Mark Busbee, Events Coordinator for SBBQN and Pit Master for Q “Fore” U Competition Cook Team & Catering, offers these two recipes for beginning smokers. He also produces his own sauce and rubs (Smokin’ Cole’s and Buzz’s Butt Dust).
Boston Butts Beginner Recipe
7-9 pound Boston Butt
Rub liberally (4-5oz) with your favorite spices or rub, wrap and let sit refrigerated overnight or for at least a few hours.
How you cook this cut is the most important part to getting nice moist pulled pork. This cut of pork is loaded with internal fat. It is this fat that we want to “render” away. Scientifically speaking, the connective tissues and collagen will start to break down at temps of around 150-165º (the cooking temp can stall at approx. 165 for 1-3 hours). This is exactly what we want to happen. So, how do you achieve this? By cooking the meat at a low temp. We cook all of our Boston butts at a temp of 225º-240 and plan on taking 1-1.5 hours per pound (guesstimate). In the end, we want the meat temp to reach and exceed 185-195º (you can push to 200-205 but the meat can get mushy). This can be measured with a regular meat thermometer or you can use a Maverick remote thermometer.

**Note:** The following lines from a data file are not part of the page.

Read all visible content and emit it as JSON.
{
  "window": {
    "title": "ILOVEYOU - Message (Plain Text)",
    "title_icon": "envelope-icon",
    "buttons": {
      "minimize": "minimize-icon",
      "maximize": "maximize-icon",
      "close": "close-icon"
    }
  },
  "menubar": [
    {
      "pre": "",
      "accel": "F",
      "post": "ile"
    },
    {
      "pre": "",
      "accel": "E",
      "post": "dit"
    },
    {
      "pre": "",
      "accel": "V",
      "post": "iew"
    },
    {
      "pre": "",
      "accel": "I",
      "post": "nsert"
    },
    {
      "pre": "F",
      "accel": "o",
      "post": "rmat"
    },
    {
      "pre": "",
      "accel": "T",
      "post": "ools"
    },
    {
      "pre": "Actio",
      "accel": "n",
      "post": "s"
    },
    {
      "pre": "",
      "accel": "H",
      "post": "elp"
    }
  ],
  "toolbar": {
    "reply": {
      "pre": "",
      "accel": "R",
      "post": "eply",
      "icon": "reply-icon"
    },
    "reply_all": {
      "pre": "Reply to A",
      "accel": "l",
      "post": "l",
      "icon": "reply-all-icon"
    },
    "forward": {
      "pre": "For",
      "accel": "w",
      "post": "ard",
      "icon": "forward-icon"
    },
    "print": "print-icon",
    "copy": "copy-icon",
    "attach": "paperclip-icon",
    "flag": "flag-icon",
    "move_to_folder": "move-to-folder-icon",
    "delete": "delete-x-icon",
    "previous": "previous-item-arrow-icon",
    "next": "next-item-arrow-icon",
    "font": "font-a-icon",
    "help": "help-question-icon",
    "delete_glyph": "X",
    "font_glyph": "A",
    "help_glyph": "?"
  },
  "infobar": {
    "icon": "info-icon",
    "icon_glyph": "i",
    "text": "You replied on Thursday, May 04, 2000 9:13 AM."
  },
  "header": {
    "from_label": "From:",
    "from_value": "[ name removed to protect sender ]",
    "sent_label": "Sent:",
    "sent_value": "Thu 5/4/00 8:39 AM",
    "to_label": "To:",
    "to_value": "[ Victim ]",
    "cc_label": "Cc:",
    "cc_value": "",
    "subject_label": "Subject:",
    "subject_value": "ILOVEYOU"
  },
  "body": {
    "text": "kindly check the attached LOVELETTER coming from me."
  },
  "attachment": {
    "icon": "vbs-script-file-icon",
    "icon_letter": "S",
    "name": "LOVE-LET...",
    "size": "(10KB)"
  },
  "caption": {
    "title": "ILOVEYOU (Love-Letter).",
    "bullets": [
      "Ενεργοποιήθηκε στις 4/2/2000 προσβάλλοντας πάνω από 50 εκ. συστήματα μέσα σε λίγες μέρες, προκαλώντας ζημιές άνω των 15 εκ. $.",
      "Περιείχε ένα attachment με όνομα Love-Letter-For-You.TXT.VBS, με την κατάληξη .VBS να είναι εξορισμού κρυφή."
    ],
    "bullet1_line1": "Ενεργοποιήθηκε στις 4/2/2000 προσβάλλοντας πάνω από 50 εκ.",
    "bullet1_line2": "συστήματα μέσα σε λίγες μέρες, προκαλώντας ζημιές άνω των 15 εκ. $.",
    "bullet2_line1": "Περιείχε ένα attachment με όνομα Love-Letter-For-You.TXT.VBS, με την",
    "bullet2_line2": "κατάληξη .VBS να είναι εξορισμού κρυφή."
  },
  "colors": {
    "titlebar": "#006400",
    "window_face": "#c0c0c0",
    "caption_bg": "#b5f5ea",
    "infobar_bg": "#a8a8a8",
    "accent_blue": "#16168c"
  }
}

Cook the butt UNCOVERED over a combo of hickory and apple chips. The goal is to make that outside bark, nice and almost crispy (without burning). The only way to do that is to expose the butt to the heat of the grill/smoker not in a crock pot. You can wrap the butts after 170-185 to ensure you do not burn, but you do want to maintain the bark.
Let the butt cook for about 3-5 hours while checking temps. At this point, you can open the smoker and “mop” the meat if you like. Mopping is applying a liquid to the surface of the meat … this will help to keep it moist and add flavor. I use a very simple mop of 3 parts apple juice to 1 part apple cider vinegar. This can be applied with a brush, a mop, or a spray bottle.
If it finishes early, remove from smoker. Wrap as tightly as possible in heavy duty foil, then wrap that in a towel and place in a dry cooler. You can typically hold the butts like this for 2+ hours.
Once the butt is finished you can now “pull” the meat. Let it cool to the point where you can handle it. Then use your hands to pull strands of the meat. There may still be pockets of fat. If so, remove the fat, gristle and bone as you start pulling. Place this pulled meat into whatever serving vessel you plan on using. Be sure to mix in the nice darkened bark of the outside meat with the inside meat. You may sprinkle more of your rub (a small amount, grind in a spice grinder to a powder) on top of the shredded meat and add a light amount of sauce (we use Smokin’ Coles).
Competition Style Ribs, Baby Back or St Louis Style
One rack of ribs
Remove membrane from bottom side of the ribs
Cover both sides of ribs with dry rub (if using Smokin’ Coles, use a light coating; Buzz’s Butt Dust use a heavy dusting).
Return to refrigerator for an hour minimum, overnight if possible.
Over indirect heat (260 degrees) on a grill or smoker, smoke ribs for 2 hours (I use Pecan wood chips or Apple wood chips)
After 2 hours of cook time, make simple syrup out of 1/2 cup of brown sugar and 1/2 cup water.
Spread out heavy aluminum foil pour half the mixture on the foil, then place ribs in the sugar mixture
Pour remaining mix over the ribs, seal up the foil into envelope and return to the grill for 1-11/2 hours
Remove rib packs from grill and open (BE CAREFUL WHEN OPENING) let the ribs rest for 15 minutes
Sauce ribs (I use Smokin’ Cole’s Sauce and return to grill for 30 to 45 minutes (internal temp should be 180)